## WHAT YOU WILL DO
When a line below contains the word "brand", copy that line.

DATA IN THIS EXERCISE Start Marker

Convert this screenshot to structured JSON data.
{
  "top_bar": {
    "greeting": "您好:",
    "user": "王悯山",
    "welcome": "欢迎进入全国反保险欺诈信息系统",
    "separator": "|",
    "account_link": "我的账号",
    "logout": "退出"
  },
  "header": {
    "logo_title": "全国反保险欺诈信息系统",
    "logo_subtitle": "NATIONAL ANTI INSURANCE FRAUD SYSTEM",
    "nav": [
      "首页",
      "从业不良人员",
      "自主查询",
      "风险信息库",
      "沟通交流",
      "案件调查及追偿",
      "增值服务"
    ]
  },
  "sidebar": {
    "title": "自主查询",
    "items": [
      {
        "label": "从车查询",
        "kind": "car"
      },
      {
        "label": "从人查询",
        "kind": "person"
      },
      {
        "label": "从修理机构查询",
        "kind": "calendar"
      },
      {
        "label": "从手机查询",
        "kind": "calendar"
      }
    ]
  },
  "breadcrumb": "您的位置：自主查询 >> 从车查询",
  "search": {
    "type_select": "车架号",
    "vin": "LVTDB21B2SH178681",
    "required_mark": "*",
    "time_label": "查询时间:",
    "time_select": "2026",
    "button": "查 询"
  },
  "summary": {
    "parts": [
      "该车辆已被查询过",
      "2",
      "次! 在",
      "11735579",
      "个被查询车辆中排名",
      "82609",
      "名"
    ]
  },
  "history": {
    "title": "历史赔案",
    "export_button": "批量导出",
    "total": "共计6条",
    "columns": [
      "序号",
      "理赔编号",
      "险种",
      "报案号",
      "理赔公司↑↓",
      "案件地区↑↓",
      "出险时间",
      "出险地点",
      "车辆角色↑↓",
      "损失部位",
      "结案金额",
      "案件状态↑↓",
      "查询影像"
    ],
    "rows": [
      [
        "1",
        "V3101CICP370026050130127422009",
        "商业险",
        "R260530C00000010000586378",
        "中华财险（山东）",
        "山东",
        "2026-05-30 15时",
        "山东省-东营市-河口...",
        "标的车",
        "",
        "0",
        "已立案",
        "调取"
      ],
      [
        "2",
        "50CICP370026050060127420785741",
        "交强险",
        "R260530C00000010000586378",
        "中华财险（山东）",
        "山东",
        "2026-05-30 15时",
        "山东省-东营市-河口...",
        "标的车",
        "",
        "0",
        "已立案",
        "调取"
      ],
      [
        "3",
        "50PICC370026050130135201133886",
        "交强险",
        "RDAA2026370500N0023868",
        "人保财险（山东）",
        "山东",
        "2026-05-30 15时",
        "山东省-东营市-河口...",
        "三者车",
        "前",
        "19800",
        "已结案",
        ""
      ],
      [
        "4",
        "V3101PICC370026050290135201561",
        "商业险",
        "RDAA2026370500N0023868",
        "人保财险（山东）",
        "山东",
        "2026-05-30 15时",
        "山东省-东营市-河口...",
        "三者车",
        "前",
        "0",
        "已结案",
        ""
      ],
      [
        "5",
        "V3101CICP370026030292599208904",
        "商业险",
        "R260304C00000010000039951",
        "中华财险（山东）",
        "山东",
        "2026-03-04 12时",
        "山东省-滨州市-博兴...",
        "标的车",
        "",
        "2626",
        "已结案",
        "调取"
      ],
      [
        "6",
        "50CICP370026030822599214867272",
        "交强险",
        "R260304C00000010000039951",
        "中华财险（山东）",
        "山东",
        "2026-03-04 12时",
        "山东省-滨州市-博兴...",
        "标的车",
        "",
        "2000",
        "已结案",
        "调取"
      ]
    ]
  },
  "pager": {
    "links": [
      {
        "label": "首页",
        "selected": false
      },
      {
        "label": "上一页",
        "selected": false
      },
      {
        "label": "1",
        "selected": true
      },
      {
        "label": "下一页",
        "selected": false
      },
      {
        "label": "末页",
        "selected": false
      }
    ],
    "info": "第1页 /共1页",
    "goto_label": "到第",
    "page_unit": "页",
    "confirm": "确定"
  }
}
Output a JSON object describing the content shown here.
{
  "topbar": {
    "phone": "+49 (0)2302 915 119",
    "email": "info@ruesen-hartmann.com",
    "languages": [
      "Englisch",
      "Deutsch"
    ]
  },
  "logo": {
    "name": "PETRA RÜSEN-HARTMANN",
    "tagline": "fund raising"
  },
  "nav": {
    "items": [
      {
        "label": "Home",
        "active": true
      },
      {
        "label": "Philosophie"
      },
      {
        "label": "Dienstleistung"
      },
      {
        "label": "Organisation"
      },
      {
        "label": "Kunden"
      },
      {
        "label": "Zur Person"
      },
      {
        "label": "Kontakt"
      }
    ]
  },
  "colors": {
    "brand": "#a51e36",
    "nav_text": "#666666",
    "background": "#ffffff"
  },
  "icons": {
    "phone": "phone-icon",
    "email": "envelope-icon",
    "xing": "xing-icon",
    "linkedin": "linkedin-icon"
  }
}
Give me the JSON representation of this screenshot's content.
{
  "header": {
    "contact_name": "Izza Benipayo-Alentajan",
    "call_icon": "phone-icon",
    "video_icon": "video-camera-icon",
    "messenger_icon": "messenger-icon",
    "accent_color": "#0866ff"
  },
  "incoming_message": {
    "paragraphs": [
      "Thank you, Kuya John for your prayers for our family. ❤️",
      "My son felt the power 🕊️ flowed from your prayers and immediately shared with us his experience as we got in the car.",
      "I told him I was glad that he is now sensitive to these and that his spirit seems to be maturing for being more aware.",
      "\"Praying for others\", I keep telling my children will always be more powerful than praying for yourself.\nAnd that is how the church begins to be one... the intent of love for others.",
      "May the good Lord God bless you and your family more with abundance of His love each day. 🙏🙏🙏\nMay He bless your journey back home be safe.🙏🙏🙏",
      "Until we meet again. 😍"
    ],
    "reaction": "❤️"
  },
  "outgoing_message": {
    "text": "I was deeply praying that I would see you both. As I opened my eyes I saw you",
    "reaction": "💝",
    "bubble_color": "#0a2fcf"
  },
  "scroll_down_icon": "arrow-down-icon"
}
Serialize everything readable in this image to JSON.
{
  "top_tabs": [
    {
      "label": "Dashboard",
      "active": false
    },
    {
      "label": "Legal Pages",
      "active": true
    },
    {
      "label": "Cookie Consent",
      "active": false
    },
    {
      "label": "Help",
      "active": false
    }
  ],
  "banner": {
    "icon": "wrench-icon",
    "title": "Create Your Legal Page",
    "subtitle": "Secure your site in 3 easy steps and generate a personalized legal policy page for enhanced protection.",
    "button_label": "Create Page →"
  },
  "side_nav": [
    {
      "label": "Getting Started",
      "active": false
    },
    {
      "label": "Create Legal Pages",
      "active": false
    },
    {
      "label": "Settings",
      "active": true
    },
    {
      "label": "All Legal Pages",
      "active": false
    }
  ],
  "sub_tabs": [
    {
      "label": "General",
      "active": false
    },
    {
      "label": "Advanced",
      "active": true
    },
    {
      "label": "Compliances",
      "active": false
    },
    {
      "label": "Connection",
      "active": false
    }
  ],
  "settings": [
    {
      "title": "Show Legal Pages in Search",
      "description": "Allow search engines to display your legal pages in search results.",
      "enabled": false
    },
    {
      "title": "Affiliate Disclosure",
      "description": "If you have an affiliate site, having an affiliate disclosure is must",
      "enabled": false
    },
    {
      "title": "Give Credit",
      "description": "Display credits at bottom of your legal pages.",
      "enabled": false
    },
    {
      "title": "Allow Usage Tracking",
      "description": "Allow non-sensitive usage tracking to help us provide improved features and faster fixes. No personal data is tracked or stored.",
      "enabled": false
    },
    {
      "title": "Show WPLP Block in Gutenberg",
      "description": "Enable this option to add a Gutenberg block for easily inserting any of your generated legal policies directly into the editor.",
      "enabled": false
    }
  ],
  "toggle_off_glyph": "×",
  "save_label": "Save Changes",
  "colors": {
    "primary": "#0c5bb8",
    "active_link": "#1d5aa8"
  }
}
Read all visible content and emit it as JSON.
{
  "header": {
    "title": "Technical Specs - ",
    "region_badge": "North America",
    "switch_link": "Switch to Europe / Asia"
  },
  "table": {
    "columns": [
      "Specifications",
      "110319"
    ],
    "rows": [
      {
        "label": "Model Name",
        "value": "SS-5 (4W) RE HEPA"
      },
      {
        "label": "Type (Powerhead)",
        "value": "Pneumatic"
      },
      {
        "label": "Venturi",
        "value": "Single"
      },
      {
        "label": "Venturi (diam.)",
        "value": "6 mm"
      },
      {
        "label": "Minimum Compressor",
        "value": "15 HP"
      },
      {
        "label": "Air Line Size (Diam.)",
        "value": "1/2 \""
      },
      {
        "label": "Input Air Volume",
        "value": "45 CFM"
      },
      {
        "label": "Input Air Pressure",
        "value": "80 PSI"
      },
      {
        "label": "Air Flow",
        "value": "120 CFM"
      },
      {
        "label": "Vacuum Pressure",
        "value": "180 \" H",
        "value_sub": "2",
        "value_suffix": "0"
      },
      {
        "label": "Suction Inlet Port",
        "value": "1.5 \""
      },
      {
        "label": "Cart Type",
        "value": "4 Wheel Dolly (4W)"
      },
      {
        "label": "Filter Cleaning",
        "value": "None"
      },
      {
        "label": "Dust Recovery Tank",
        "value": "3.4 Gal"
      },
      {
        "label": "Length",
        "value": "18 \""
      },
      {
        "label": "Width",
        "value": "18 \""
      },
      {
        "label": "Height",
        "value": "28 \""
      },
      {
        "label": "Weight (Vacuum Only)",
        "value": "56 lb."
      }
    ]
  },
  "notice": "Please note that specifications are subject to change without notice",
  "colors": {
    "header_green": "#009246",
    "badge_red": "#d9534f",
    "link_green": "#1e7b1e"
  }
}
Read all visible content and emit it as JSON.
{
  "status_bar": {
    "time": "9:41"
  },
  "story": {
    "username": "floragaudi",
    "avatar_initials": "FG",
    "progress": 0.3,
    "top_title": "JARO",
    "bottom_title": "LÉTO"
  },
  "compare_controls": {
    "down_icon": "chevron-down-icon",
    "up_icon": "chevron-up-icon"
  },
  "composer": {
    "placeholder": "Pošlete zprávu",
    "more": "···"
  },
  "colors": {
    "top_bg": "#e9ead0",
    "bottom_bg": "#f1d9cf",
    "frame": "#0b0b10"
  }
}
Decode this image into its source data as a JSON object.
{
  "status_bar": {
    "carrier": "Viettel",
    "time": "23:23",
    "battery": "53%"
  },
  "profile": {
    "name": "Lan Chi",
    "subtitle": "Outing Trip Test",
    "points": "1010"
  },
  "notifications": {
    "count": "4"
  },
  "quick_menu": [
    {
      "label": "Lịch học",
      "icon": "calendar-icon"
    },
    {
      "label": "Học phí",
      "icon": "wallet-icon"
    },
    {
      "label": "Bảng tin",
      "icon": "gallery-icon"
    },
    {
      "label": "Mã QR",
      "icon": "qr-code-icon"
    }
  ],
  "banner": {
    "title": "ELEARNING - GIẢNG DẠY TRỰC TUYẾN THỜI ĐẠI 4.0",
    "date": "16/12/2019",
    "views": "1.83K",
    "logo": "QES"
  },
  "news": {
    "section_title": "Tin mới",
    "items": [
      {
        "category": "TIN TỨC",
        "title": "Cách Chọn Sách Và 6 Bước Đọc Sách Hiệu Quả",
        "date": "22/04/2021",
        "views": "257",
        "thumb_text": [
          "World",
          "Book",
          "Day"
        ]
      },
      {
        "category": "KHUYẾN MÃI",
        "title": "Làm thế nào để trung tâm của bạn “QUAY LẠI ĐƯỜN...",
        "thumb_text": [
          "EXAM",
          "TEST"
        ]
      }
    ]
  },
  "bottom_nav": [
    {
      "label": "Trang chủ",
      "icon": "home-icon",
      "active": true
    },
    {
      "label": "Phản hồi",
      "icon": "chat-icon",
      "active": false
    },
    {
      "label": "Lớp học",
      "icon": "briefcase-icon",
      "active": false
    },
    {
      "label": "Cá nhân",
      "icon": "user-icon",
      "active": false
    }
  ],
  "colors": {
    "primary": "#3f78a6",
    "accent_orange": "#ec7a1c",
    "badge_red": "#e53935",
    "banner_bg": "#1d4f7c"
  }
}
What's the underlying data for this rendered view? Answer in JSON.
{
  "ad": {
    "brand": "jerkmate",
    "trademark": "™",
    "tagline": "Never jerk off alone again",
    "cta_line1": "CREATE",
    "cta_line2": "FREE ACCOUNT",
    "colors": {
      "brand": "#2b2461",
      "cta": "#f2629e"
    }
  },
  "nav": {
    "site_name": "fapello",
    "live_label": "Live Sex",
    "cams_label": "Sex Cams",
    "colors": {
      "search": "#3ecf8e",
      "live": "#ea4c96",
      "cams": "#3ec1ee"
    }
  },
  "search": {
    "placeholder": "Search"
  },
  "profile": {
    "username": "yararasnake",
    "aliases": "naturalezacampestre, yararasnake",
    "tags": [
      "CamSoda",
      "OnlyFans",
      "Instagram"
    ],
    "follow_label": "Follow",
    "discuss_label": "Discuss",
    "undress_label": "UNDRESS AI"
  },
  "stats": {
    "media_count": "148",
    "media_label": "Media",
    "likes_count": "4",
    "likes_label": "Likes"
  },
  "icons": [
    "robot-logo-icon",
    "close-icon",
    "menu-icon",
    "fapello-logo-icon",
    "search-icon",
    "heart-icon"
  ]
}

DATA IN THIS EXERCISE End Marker

## SOLUTION TO THIS EXERCISE
    "brand": "#a51e36",
    "brand": "jerkmate",
      "brand": "#2b2461",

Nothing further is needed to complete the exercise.